Medieval Literature

Course Number: ENGL 115
Prerequisites: Check on GOLD
General Education Areas Fulfilled: Check on GOLD
Catalog Course Entry: ENGL 115
Quarter: Spring 2011
Time: 3:30 PM - 4:45 PM
Location: GIRV 1115

This class surveys Old and Middle English literature of the Middle Ages, while thinking about how our oldest literary traditions help us make sense of our rapidly-changing relationship to the way we read and organize literature as we move from the printed to the digital book and from the music album to the iPod playlist. Does the format of how we read and listen, indeed, change its content?

We will begin the quarter with selections from all four Old English poetic manuscripts, focusing on the interrelationship between an Anglo-Saxon tradition of oral poetry and the textuality of the manuscripts in which these poems are found. By attending to the relationship between spoken and written word, to the immateriality of speech and to the materiality of medieval vellum, we will develop a complex understanding of how Anglo-Saxons thought about literacy, book production, and what it means to preserve words, visually, on the pages of a manuscript, rather than in the collective memory of a community.
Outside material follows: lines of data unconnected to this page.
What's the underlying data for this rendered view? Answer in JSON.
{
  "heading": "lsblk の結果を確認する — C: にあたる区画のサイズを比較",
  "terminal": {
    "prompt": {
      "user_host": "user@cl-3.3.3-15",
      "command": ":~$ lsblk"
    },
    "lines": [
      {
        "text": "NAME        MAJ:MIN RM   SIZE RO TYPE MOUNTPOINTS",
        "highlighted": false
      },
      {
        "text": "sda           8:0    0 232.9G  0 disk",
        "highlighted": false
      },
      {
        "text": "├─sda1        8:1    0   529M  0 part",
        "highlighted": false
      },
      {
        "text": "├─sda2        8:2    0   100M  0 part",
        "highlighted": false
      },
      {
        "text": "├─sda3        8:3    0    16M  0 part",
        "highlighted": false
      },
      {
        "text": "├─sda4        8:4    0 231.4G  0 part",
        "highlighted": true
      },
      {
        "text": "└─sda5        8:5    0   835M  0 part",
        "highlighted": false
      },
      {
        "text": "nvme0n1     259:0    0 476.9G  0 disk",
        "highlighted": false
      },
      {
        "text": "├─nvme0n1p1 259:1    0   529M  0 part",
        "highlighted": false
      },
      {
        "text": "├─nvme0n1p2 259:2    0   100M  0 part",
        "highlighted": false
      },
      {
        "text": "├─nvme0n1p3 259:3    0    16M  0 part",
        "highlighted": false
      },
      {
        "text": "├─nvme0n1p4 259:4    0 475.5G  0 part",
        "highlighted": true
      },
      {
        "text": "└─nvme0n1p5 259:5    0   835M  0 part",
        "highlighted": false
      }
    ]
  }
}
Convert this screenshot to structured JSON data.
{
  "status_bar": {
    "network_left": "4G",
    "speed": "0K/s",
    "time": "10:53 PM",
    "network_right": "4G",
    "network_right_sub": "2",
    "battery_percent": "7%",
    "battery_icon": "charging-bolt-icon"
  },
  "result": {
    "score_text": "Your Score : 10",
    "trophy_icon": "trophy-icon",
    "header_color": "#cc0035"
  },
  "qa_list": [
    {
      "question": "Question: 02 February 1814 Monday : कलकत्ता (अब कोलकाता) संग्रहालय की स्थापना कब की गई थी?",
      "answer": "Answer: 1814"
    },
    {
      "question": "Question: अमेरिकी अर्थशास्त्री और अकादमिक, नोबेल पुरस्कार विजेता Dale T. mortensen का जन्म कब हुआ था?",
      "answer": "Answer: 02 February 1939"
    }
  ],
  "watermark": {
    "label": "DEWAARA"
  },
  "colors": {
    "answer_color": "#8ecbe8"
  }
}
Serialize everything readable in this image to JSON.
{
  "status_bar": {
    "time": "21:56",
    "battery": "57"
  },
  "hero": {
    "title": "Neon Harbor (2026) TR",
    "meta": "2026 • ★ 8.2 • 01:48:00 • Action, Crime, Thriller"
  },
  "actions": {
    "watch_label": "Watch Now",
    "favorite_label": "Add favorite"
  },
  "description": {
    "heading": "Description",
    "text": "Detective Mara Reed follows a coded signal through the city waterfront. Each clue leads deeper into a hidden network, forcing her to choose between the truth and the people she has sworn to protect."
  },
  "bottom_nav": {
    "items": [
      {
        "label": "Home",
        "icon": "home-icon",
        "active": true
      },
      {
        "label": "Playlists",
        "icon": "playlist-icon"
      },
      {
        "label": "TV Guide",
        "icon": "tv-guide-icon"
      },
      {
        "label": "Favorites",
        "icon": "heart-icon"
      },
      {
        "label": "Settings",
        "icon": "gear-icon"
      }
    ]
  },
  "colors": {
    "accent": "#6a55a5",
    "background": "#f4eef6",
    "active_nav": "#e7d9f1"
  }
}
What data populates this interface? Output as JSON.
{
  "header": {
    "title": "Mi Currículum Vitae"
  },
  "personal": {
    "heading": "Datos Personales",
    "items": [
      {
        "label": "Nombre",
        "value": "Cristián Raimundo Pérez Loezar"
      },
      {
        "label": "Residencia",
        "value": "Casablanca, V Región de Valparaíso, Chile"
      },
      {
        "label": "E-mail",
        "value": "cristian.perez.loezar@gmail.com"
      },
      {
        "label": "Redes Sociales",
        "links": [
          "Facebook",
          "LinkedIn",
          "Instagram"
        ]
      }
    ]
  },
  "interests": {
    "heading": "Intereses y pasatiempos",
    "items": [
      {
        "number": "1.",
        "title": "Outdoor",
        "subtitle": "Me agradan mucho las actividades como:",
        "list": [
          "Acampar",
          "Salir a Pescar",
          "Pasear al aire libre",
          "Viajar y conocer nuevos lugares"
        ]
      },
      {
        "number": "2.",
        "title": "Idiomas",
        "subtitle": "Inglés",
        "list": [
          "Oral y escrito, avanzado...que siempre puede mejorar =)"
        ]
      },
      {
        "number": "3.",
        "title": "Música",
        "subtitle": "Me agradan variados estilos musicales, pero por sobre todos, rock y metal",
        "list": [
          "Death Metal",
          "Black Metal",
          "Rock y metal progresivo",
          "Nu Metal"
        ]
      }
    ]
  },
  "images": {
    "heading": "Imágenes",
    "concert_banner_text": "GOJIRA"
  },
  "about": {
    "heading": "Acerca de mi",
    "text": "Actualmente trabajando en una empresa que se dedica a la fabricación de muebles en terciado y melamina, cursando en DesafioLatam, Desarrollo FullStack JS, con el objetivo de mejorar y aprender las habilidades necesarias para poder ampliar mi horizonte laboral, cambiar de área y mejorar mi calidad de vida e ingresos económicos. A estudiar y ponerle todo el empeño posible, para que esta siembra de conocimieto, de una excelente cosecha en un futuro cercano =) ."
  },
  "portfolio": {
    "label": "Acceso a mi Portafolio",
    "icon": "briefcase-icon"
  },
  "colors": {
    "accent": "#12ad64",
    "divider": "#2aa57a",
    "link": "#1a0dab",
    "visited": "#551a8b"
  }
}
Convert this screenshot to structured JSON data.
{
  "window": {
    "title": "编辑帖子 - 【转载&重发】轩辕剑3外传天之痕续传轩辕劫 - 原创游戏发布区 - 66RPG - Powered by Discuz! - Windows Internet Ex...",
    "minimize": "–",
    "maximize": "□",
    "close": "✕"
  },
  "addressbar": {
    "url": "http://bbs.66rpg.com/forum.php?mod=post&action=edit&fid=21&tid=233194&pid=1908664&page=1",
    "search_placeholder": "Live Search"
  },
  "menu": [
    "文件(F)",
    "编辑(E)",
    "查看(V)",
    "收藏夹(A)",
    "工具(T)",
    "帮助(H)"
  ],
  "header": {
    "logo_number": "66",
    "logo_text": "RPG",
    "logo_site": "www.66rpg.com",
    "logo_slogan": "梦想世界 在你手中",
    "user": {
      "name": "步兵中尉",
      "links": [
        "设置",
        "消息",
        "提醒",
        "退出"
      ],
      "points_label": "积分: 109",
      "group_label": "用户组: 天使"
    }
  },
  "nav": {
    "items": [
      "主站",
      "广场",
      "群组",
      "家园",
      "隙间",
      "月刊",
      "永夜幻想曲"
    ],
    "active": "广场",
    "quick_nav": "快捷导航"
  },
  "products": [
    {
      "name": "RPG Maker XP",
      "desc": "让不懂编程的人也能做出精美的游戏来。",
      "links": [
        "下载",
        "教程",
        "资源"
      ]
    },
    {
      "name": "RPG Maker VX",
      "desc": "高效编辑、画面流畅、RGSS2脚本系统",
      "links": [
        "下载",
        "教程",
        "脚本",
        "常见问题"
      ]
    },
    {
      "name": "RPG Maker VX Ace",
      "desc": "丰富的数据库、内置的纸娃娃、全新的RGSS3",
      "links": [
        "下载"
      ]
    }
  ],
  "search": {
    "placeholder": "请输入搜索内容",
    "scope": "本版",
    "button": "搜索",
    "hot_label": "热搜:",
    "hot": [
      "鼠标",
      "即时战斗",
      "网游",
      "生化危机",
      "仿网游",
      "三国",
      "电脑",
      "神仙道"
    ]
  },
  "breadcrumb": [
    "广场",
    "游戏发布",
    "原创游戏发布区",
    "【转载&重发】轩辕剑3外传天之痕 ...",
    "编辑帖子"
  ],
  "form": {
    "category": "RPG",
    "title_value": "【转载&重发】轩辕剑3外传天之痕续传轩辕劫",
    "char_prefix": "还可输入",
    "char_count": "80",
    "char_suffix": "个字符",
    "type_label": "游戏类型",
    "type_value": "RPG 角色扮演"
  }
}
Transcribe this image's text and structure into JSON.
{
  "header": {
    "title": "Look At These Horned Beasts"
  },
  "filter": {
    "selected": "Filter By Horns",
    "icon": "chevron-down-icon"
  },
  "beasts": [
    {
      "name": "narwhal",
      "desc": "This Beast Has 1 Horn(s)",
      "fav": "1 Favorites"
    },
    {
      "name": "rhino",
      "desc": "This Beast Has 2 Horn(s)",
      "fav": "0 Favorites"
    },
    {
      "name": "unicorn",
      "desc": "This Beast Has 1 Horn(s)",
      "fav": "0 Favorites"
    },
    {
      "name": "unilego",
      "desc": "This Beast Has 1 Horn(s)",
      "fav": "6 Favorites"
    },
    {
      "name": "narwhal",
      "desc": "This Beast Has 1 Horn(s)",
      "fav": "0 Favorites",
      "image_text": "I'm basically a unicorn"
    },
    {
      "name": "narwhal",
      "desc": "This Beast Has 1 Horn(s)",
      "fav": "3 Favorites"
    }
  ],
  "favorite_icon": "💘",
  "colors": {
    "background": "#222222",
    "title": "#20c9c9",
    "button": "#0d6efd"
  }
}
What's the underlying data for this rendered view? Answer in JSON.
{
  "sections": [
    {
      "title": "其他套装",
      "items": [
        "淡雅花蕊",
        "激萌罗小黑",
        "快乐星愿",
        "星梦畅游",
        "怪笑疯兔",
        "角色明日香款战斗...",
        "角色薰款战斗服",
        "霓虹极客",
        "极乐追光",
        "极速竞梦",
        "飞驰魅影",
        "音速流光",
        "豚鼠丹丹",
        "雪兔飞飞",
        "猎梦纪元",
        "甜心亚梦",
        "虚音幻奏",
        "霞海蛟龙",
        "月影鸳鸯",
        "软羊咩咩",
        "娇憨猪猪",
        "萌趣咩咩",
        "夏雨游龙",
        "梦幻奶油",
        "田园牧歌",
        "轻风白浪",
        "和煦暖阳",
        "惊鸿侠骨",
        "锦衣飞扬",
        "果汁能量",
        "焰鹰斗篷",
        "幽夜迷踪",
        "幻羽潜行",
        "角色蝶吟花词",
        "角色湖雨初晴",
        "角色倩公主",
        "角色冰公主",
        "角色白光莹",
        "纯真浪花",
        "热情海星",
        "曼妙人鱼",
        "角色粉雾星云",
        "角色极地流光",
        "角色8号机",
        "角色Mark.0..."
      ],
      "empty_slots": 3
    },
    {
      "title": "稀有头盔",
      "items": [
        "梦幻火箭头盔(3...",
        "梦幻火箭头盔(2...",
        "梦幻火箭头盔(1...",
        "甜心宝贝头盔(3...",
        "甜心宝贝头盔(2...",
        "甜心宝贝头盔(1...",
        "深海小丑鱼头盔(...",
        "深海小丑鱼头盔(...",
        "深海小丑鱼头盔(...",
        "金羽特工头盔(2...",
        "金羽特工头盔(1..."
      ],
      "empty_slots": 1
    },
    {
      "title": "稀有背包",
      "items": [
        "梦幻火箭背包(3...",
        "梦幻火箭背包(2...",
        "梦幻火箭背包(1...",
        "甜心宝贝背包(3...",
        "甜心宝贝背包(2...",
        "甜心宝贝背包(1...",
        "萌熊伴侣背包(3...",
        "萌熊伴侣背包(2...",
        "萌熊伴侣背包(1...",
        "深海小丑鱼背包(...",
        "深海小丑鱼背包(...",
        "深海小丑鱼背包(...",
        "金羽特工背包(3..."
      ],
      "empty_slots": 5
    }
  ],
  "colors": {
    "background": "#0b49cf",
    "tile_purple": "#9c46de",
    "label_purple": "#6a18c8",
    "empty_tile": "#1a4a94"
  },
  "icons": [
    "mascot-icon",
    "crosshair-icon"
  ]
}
From here, we'll turn to a series of Middle English manuscripts, examining how both the literature and its manuscript collocation have changed. We will read well-known pieces such as Owl and the Nightingale, Sir Orfeo, and King Horn in relation to other less-known ones that were, nonetheless, included in the same manuscripts. We will contemplate, specifically, the psychology of organizing a manuscript, thinking about how the ordering and assimilation of a group of poems into one text redirects the meaning of each, individually.

You can sign up to the wait list for this course at:

English Department Crash Policy